US7658161 *Mar 26, 2004Feb 9, 2010Westerngeco L.L.C.System for depth control of a marine deflector
US7737570 *Feb 9, 2009Jun 15, 2010Northern Power Systems, Inc.Water turbine system and method of operation
US7939957Jun 15, 2010May 10, 2011Northern Power Systems, Inc.Water turbine system and method of operation
US8127704 *Mar 20, 2009Mar 6, 2012Irobot CorporationSubmersible vehicles and methods for transiting the same in a body of liquid
CN100560427COct 23, 2007Nov 18, 2009中国船舶重工集团公司第七一五研究所Passive cybernation transverse inclination machine of underwater carrier
WO2005019022A1 *Feb 26, 2004Mar 3, 2005Ian Charles HolmesSubmersible vehicle
WO2007130479A2 *May 3, 2007Nov 15, 2007John H RobsonSubmersible electrical power generating plant and method
Classifications
U.S. Classification114/245, 114/253
International ClassificationB63G8/26, B63B21/66, B63G8/39, B63G8/42, B63G8/18
Cooperative ClassificationB63B21/66, B63G8/42, B63G8/26, B63G8/39, B63G8/18
European ClassificationB63B21/66, B63G8/39, B63G8/42
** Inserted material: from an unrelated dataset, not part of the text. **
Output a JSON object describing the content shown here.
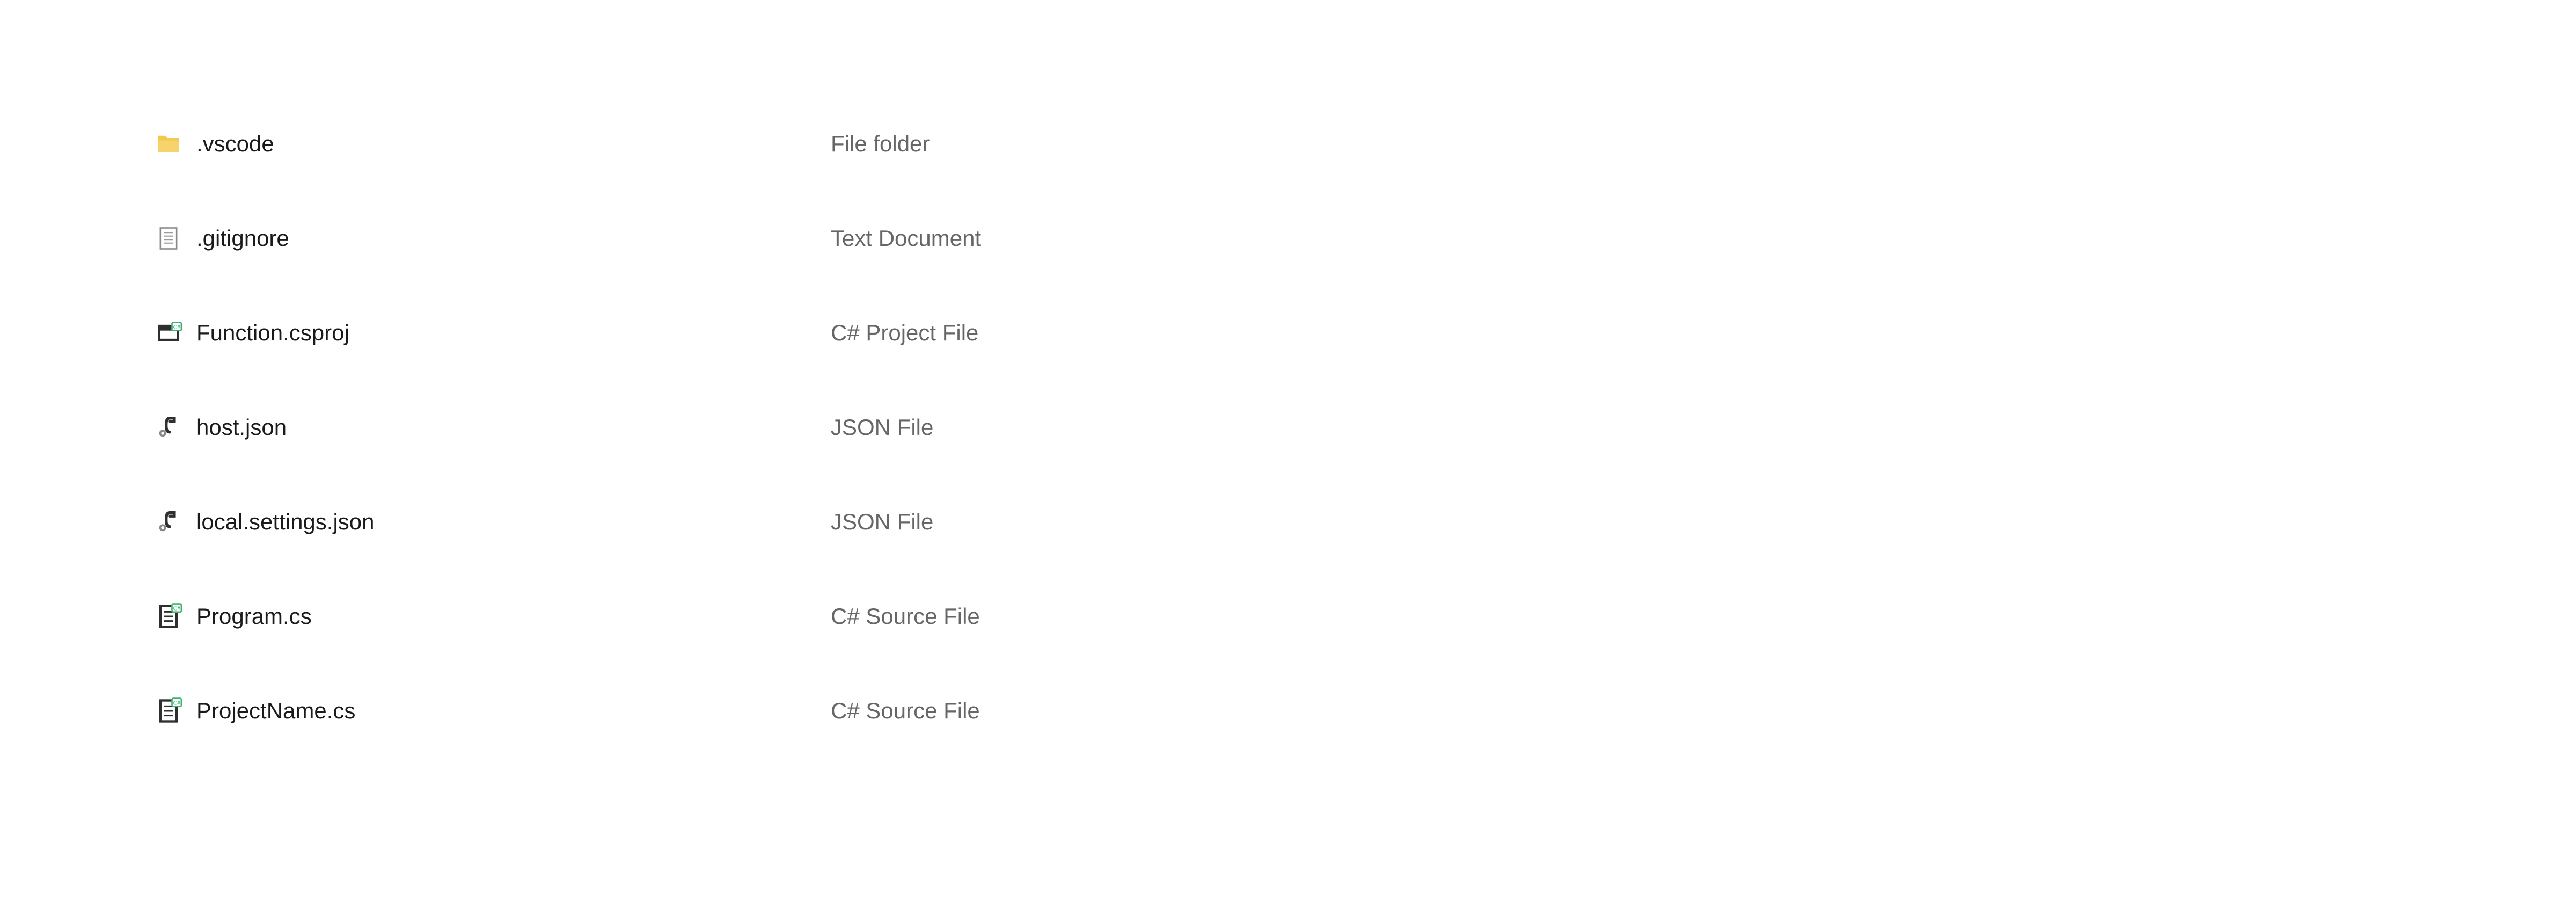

Legal Events
DateCodeEventDescription
Jun 29, 2004CCCertificate of correction